Over the last few months, as Covid19 restrictions have eased, we have been tentatively opening up our activities. One of these activities is the Uist Golden Years Ceilidh Club.
The ceilidhs have been fantastic and uplifting events that bring people from different generations together to enjoy our amazing Uist musical heritage – piping, fiddle, accordion and singing, as well as dancing of course.
Funded by the Coop, the monthly ceilidhs are a joint effort by Tagsa Adult Support Services, Chloe Steele Music, Sgoil Lionacleit students, and other local guest musicians, who come along to play for us.
Chloe brings along some pupils from the school and Tagsa Community Transport helps to bring participants to St Mary’s Parish Hall at Griminish, or the Church of Scotland. Other folk are dropped off by family or taken along by friends who often stay for the excellent music. Some respite carers have brought clients along too. These ceilidhs are open to everyone who wants to come, either to play music, sing, or just sit and listen. Refreshments are provided, in the form of both sweet and savory food (lots of home baking!), tea coffees and juice.

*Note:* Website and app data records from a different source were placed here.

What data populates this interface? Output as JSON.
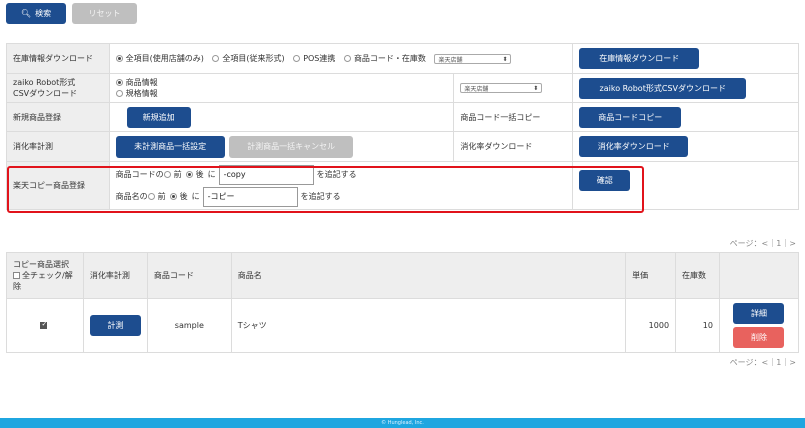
{
  "toolbar": {
    "search_label": "検索",
    "search_icon": "search-icon",
    "reset_label": "リセット"
  },
  "form": {
    "rows": {
      "download": {
        "label": "在庫情報ダウンロード",
        "options": [
          "全項目(使用店舗のみ)",
          "全項目(従来形式)",
          "POS連携",
          "商品コード・在庫数"
        ],
        "store_select": "楽天店舗",
        "button": "在庫情報ダウンロード"
      },
      "csv": {
        "label_line1": "zaiko Robot形式",
        "label_line2": "CSVダウンロード",
        "options": [
          "商品情報",
          "規格情報"
        ],
        "store_select": "楽天店舗",
        "button": "zaiko Robot形式CSVダウンロード"
      },
      "new": {
        "label": "新規商品登録",
        "button": "新規追加",
        "copy_label": "商品コード一括コピー",
        "copy_button": "商品コードコピー"
      },
      "consumption": {
        "label": "消化率計測",
        "button1": "未計測商品一括設定",
        "button2": "計測商品一括キャンセル",
        "dl_label": "消化率ダウンロード",
        "dl_button": "消化率ダウンロード"
      },
      "rakuten_copy": {
        "label": "楽天コピー商品登録",
        "code_prefix": "商品コードの",
        "name_prefix": "商品名の",
        "before": "前",
        "after": "後",
        "ni": "に",
        "code_value": "-copy",
        "name_value": "-コピー",
        "suffix": "を追記する",
        "confirm": "確認"
      }
    }
  },
  "pager": {
    "text": "ページ：<｜1｜>"
  },
  "list": {
    "headers": {
      "select_line1": "コピー商品選択",
      "select_line2": "全チェック/解",
      "select_line3": "除",
      "measure": "消化率計測",
      "code": "商品コード",
      "name": "商品名",
      "price": "単価",
      "stock": "在庫数"
    },
    "rows": [
      {
        "measure_button": "計測",
        "code": "sample",
        "name": "Tシャツ",
        "price": "1000",
        "stock": "10",
        "detail_button": "詳細",
        "delete_button": "削除"
      }
    ]
  },
  "footer": {
    "copyright": "© Hunglead, Inc."
  }
}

Tagsa’s Support Worker Deborah says:
‘The music that has been played is wonderful, as it brings back memories to people, and they want to sing along, or even dance sometimes. I have seen people who are sometimes very lonely sit beside old friends or new acquaintances and have a really good time, becoming animated and happy. The students too, have really come out of their shells, and become more self-confident over the months. Some of them were very shy to begin with’.
And a comment from Chloe:
“It is really special to be collaborating on this community event with Tagsa Uibhist. There is nothing I am more committed to than community music making in Uist. These cèilidhs provide our young, talented musicians with the opportunity to play music with other individuals for the elderly generation in our community. This is helping them to develop key skills required for the music industry and the world of work. The intergenerational element of this event plays a huge role in the survival of our island’s culture. Chloe Steele Music”